gov.uk/government/publications/meningococcal-disease-laboratory-confirmed-cases-in-england-and-wales (accessed 23 September 2015).
7. Public Health England. Introduction of a meningococcal ACWY immunisation programme for adolescents: Information for healthcare professionals. gov.uk/government/uploads/system/uploads/
programme_August_2015.pdf (accessed 23 September 2015).
8. Knight C, Glennie L. Early recognition of meningitis and septicaemia Journal of family health, 2010. jfhc.co.uk/early_recognition_of_
meningitis_and_septicaemia_20684.aspx (accessed 29 September 2015).
9. Meningitis now. Signs and Symptoms. meningitisnow.org/meningitis-explained/signs-and-symptoms/ (accessed 23 September 2015).
10. Pace D, Pollard A. Meningococcal disease: Clinical presentation and sequelae. Vaccine, 2011. elsevier.com/locate/vaccine (accessed 1 October 2015).
11. Christensen H, May M, Bowen L, Hickman M, Trotter CL.
Meningococcal carriage by age: a systematic review and meta-analysis. Lancet Infectious diseases 2010;10:853-61. DOI:10.1016/S1473-3099(10)70251-6.
12. Nolan T, O’Ryan M, Wassilc J, Abitbold V, Dull P. Vaccination with a multicomponent meningococcal B vaccine in prevention of disease in adolescents and young adults. Vaccine 2015;33:4437-4445. ncbi.nlm.nih.gov/pubmed/26187261 (accessed 23 September 2015).
13. McQuaid F, Snape M, John T, Kelly S, Robinson H, Yu L, Toneatto D, D’Agostino D, Dull P, Pollard A. Persistence of specific bactericidal antibodies at 5years of age after vaccination against serogroup B meningococcus in infancy and at 40 months. Canadian Medical Association Journal2015; 21;187(7):E215-23. DOI:10.1503 /cmaj.141200 (accessed 23 October 2015).
14. Tan L, Carlone G, Borrow R. Advances in the development of vaccines against Neisseria meningitides. The New England Journal of Medicine 2010;362:1511-20. DOI:10.1056/NEJMra0906357 (accessed 23 October 2015).
15. Electronic Medicines Compendium (EMC). Summary of Product Characteristics. Bexsero Meningococcal Group B vaccine for injection. medicines.org.uk/emc/medicine/28407 (accessed 23 September 2015).
16. Gossger N, Snape M, Yu LM, Finn A, Bona G, Esposito S, Principi N, JDiez-Domingo J, Sokal E, Becker B, Kieninger D, Prymula R, Dull P, Ypma E, Toneatto D, Kimura A, Pollard A. Immunogenicity and tolerability of recombinant serogroup B meningococcal vaccine administered with or without routine infant vaccinations according to different immunization schedules: a randomized controlled trial. JAMA 2012;307(6):573-82.

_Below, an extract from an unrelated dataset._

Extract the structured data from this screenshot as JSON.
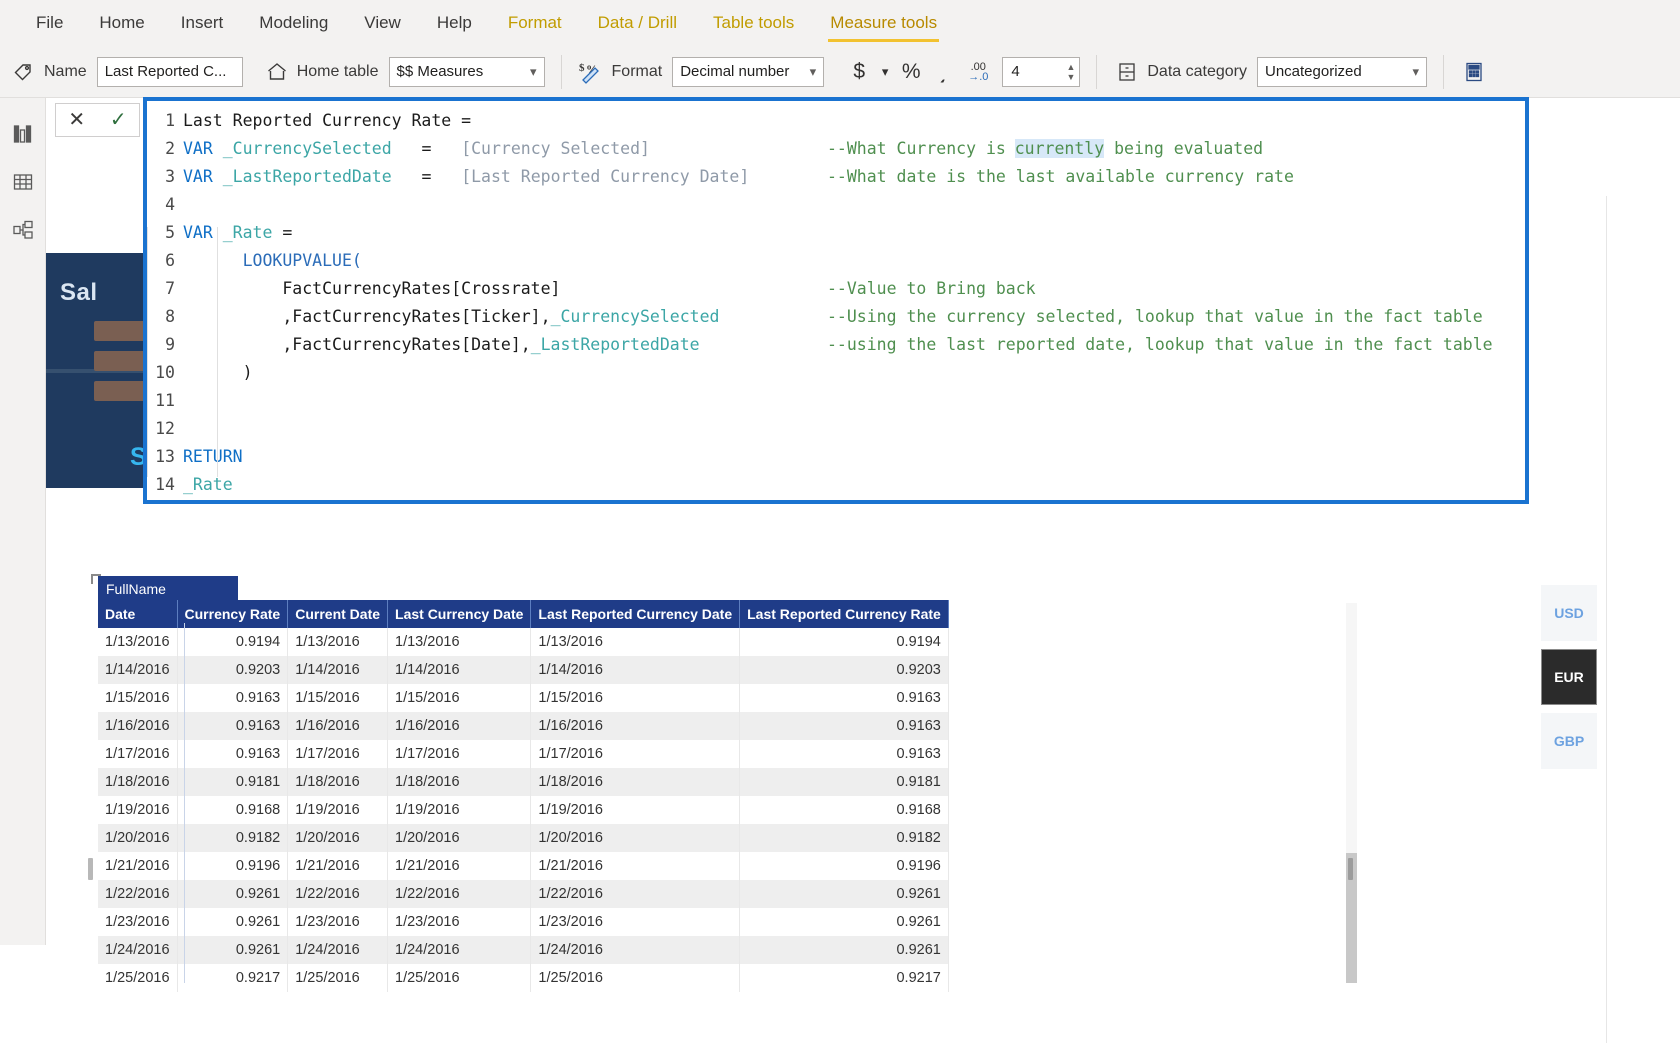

17. Santolaya M, O’Ryan M, Valenzuela M, Prado V, Vergara R, Muñoz A, Toneatto,D, Graña G, Wang H, Clemens R, Dull P. Immunogenicity and tolerability of a multicomponent meningococcal serogroup B (4CMenB) vaccine in healthy adolescents in Chile: a phase 2b/3 randomised, observer-blind, placebo-controlled study. Lancet2012;379(9816):617-24. DOI:10.1016/ S0140-6736(11)61713-3 (accessed 23 October 2015).

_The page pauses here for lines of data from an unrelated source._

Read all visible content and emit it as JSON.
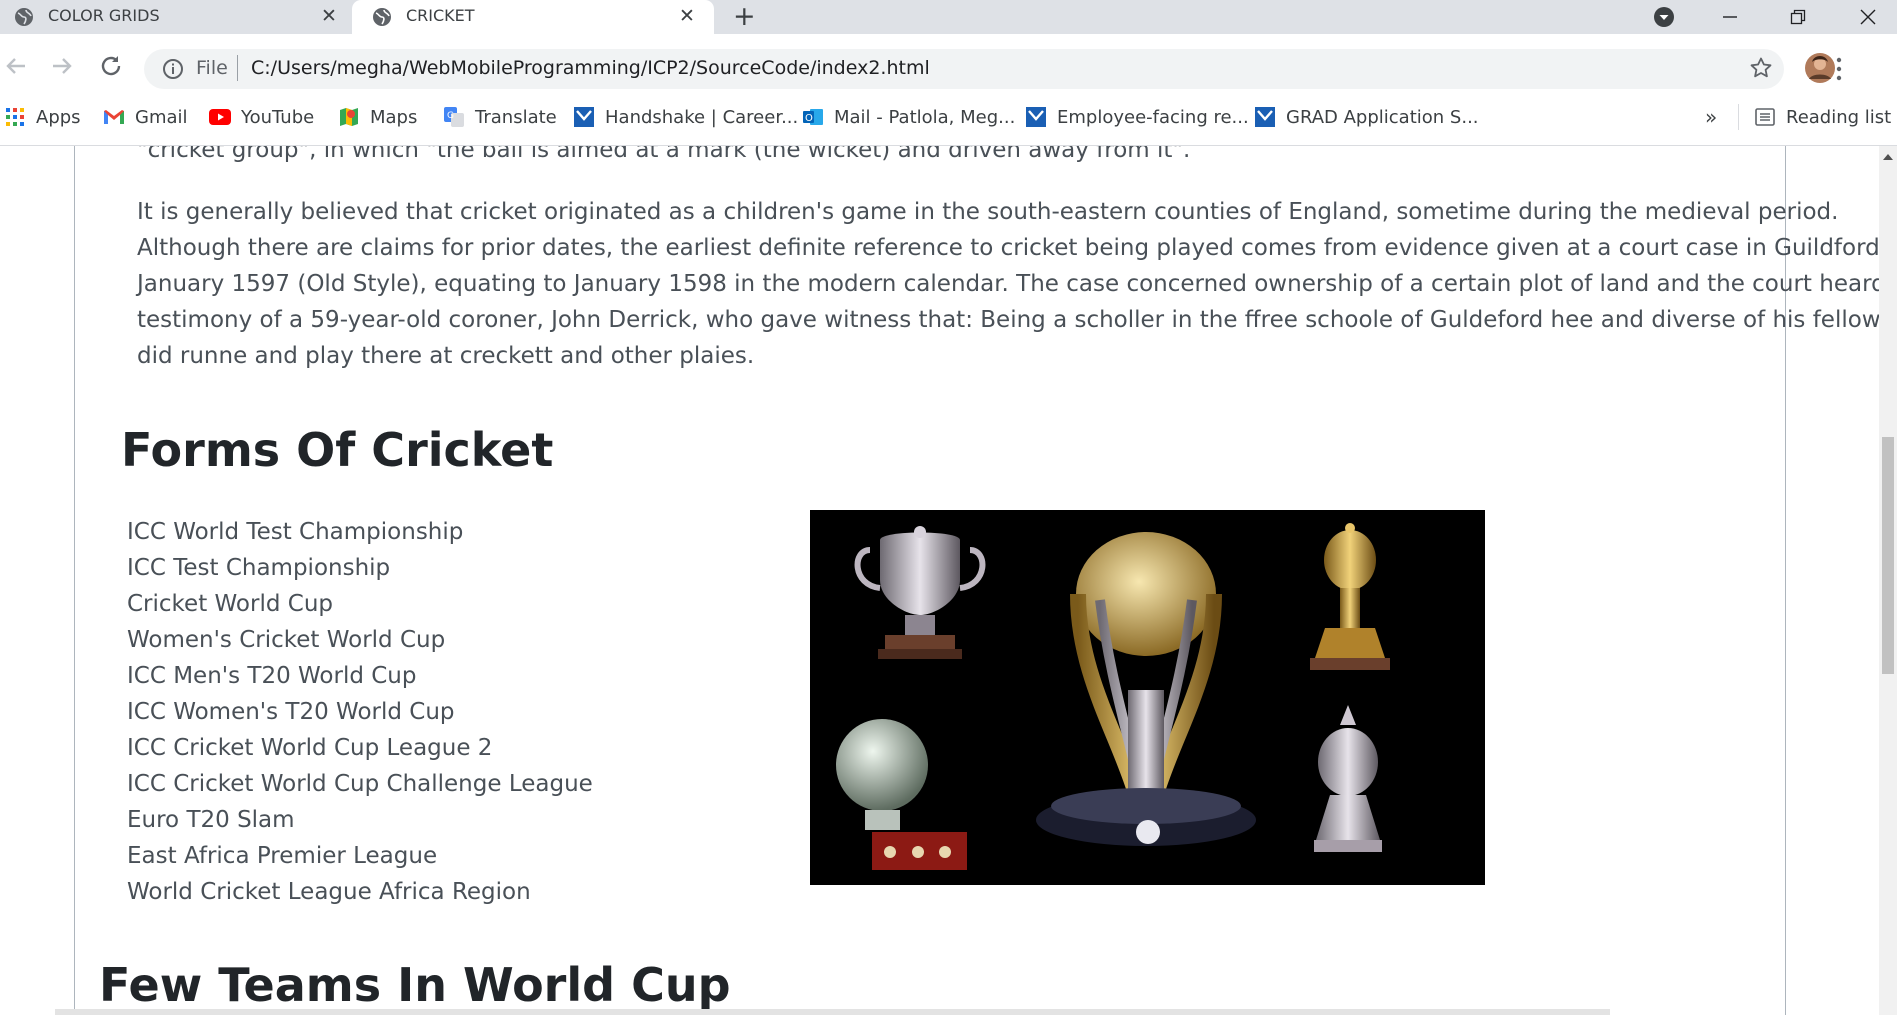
{
  "browser": {
    "tabs": [
      {
        "title": "COLOR GRIDS",
        "active": false
      },
      {
        "title": "CRICKET",
        "active": true
      }
    ],
    "address": {
      "info_label": "File",
      "url": "C:/Users/megha/WebMobileProgramming/ICP2/SourceCode/index2.html"
    },
    "bookmarks": [
      {
        "label": "Apps",
        "icon": "apps-grid-icon"
      },
      {
        "label": "Gmail",
        "icon": "gmail-icon"
      },
      {
        "label": "YouTube",
        "icon": "youtube-icon"
      },
      {
        "label": "Maps",
        "icon": "maps-icon"
      },
      {
        "label": "Translate",
        "icon": "translate-icon"
      },
      {
        "label": "Handshake | Career...",
        "icon": "handshake-icon"
      },
      {
        "label": "Mail - Patlola, Meg...",
        "icon": "outlook-icon"
      },
      {
        "label": "Employee-facing re...",
        "icon": "handshake-icon"
      },
      {
        "label": "GRAD Application S...",
        "icon": "handshake-icon"
      }
    ],
    "overflow": "»",
    "reading_list": "Reading list",
    "colors": {
      "tabbar": "#dee1e6",
      "omnibox": "#f1f3f4",
      "youtube": "#ff0000",
      "gmail": "#ea4335",
      "handshake": "#1a5fb4"
    }
  },
  "page": {
    "intro_line": "\"cricket group\", in which \"the ball is aimed at a mark (the wicket) and driven away from it\".",
    "history_lines": [
      "It is generally believed that cricket originated as a children's game in the south-eastern counties of England, sometime during the medieval period.",
      "Although there are claims for prior dates, the earliest definite reference to cricket being played comes from evidence given at a court case in Guildford in",
      "January 1597 (Old Style), equating to January 1598 in the modern calendar. The case concerned ownership of a certain plot of land and the court heard the",
      "testimony of a 59-year-old coroner, John Derrick, who gave witness that: Being a scholler in the ffree schoole of Guldeford hee and diverse of his fellows",
      "did runne and play there at creckett and other plaies."
    ],
    "forms_heading": "Forms Of Cricket",
    "forms": [
      "ICC World Test Championship",
      "ICC Test Championship",
      "Cricket World Cup",
      "Women's Cricket World Cup",
      "ICC Men's T20 World Cup",
      "ICC Women's T20 World Cup",
      "ICC Cricket World Cup League 2",
      "ICC Cricket World Cup Challenge League",
      "Euro T20 Slam",
      "East Africa Premier League",
      "World Cricket League Africa Region"
    ],
    "teams_heading": "Few Teams In World Cup",
    "image": {
      "subject": "cricket trophies collage",
      "background": "#000000"
    }
  }
}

18. Public Health England correspondence. Introduction of MenB vaccination for infants. gov.uk/government/publications/menb-
vaccination-introduction-from-1-september-2015 (accessed 23 September 2015).

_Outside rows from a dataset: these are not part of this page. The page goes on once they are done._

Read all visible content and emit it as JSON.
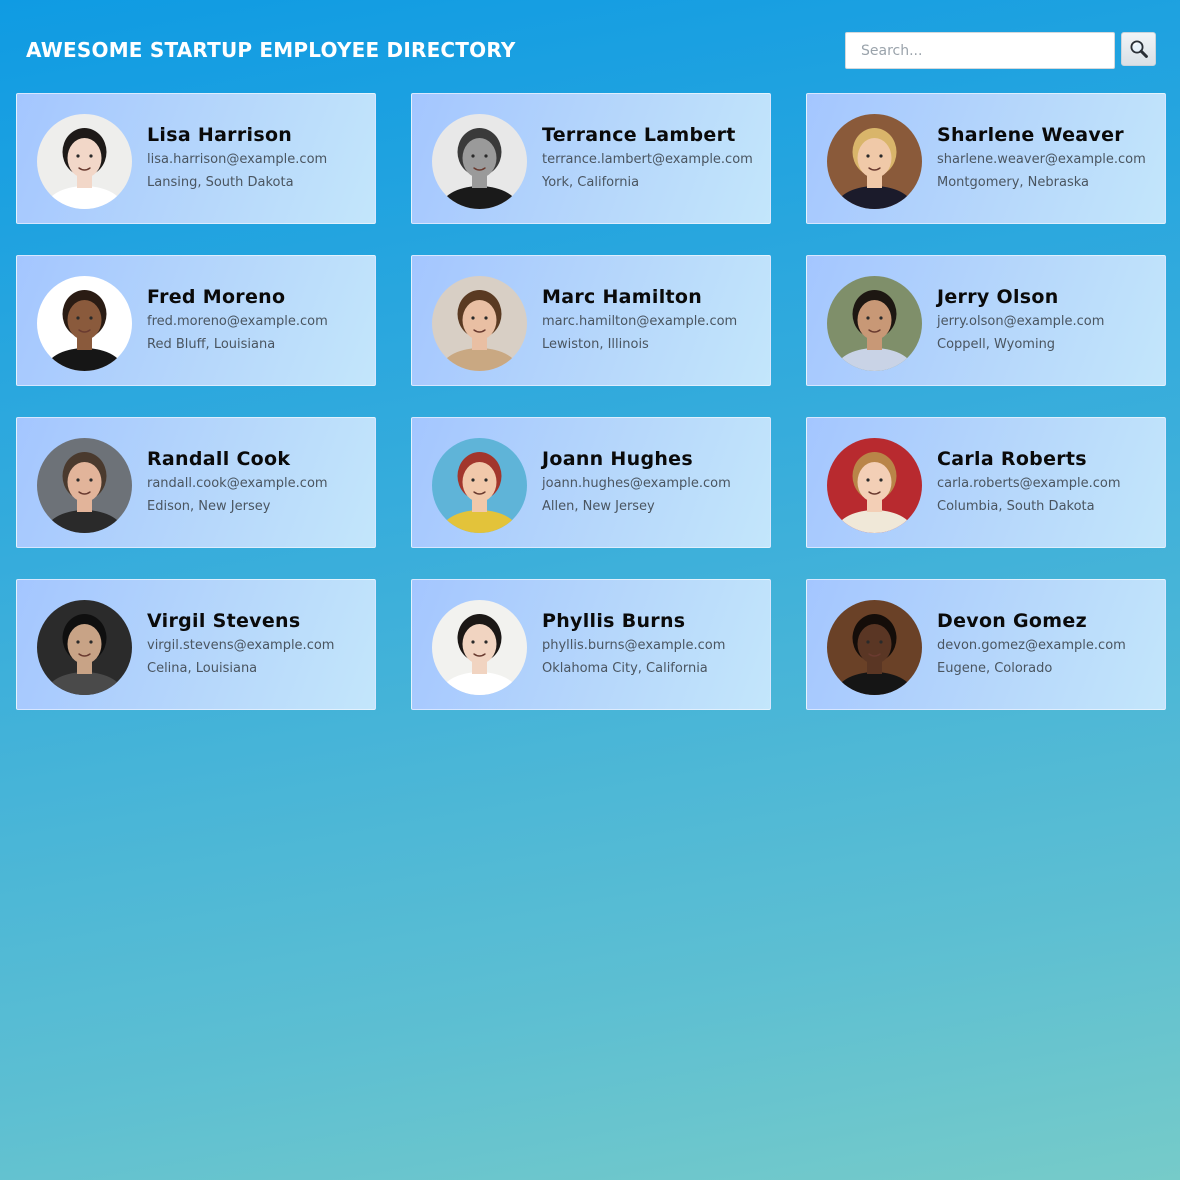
{
  "header": {
    "title": "AWESOME STARTUP EMPLOYEE DIRECTORY",
    "search": {
      "placeholder": "Search...",
      "value": "",
      "button_icon": "magnifying-glass-icon"
    }
  },
  "employees": [
    {
      "name": "Lisa Harrison",
      "email": "lisa.harrison@example.com",
      "location": "Lansing, South Dakota",
      "avatar": {
        "bg": "#eeeeec",
        "hair": "#1e1a18",
        "skin": "#f2d7c8",
        "shirt": "#ffffff"
      }
    },
    {
      "name": "Terrance Lambert",
      "email": "terrance.lambert@example.com",
      "location": "York, California",
      "avatar": {
        "bg": "#e8e8e8",
        "hair": "#3a3a3a",
        "skin": "#9a9a9a",
        "shirt": "#1a1a1a"
      }
    },
    {
      "name": "Sharlene Weaver",
      "email": "sharlene.weaver@example.com",
      "location": "Montgomery, Nebraska",
      "avatar": {
        "bg": "#8a5a3a",
        "hair": "#d9b56a",
        "skin": "#f0c9a8",
        "shirt": "#1b1b2b"
      }
    },
    {
      "name": "Fred Moreno",
      "email": "fred.moreno@example.com",
      "location": "Red Bluff, Louisiana",
      "avatar": {
        "bg": "#ffffff",
        "hair": "#2a1c14",
        "skin": "#8a5a3c",
        "shirt": "#161616"
      }
    },
    {
      "name": "Marc Hamilton",
      "email": "marc.hamilton@example.com",
      "location": "Lewiston, Illinois",
      "avatar": {
        "bg": "#d8cfc5",
        "hair": "#5a3a22",
        "skin": "#e9bfa3",
        "shirt": "#c9a882"
      }
    },
    {
      "name": "Jerry Olson",
      "email": "jerry.olson@example.com",
      "location": "Coppell, Wyoming",
      "avatar": {
        "bg": "#7f8f6a",
        "hair": "#1d1712",
        "skin": "#c89876",
        "shirt": "#c9d3e6"
      }
    },
    {
      "name": "Randall Cook",
      "email": "randall.cook@example.com",
      "location": "Edison, New Jersey",
      "avatar": {
        "bg": "#6d7278",
        "hair": "#4a3a2e",
        "skin": "#e2b49a",
        "shirt": "#2a2a2a"
      }
    },
    {
      "name": "Joann Hughes",
      "email": "joann.hughes@example.com",
      "location": "Allen, New Jersey",
      "avatar": {
        "bg": "#5fb4d8",
        "hair": "#a2362c",
        "skin": "#f1c8aa",
        "shirt": "#e3c33a"
      }
    },
    {
      "name": "Carla Roberts",
      "email": "carla.roberts@example.com",
      "location": "Columbia, South Dakota",
      "avatar": {
        "bg": "#b82a2f",
        "hair": "#b98548",
        "skin": "#f3cfb6",
        "shirt": "#f0e8d8"
      }
    },
    {
      "name": "Virgil Stevens",
      "email": "virgil.stevens@example.com",
      "location": "Celina, Louisiana",
      "avatar": {
        "bg": "#2b2b2b",
        "hair": "#0f0f0f",
        "skin": "#c8a386",
        "shirt": "#4a4a4a"
      }
    },
    {
      "name": "Phyllis Burns",
      "email": "phyllis.burns@example.com",
      "location": "Oklahoma City, California",
      "avatar": {
        "bg": "#f2f2ef",
        "hair": "#1b1715",
        "skin": "#f1d4c1",
        "shirt": "#ffffff"
      }
    },
    {
      "name": "Devon Gomez",
      "email": "devon.gomez@example.com",
      "location": "Eugene, Colorado",
      "avatar": {
        "bg": "#6a4127",
        "hair": "#140d09",
        "skin": "#5a3624",
        "shirt": "#151515"
      }
    }
  ]
}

19. Ed. The case for vaccinating against meningitis B. The Lancet Infectious Diseases2014;14(5):359. DOI: 10.1016/S1473-3099(14)70756-X (accessed 23 October 2015).
20. Frosi G, Biolch A, Sapio M, Rigat F, Gilchrist S, Lucidarme J, Findlow J, Borrow R, Pizza M, Giuliani M, Medini D. Bactericidal antibody against a representative epidemiological meningococcal serogroup B panel confirms that MATS underestimates 4CMenB vaccine strain coverage. Vaccine 2013;31:4968 4974. sciencedirect.com/science/article/pii/S0264410X13010906 (accessed 1 October 2015).
21. Public Health Guidance. MenB vaccine and paracetamol, 2015. gov.uk/government/publications/menb-vaccine-and-paracetamol. (accessed on 12 October 2015).
22. Oxford Vaccine Group. Talking to parents about MenB vaccine: a film for healthcare professionals. ovg.ox.ac.uk/menb-training-film (accessed 14 October 2015).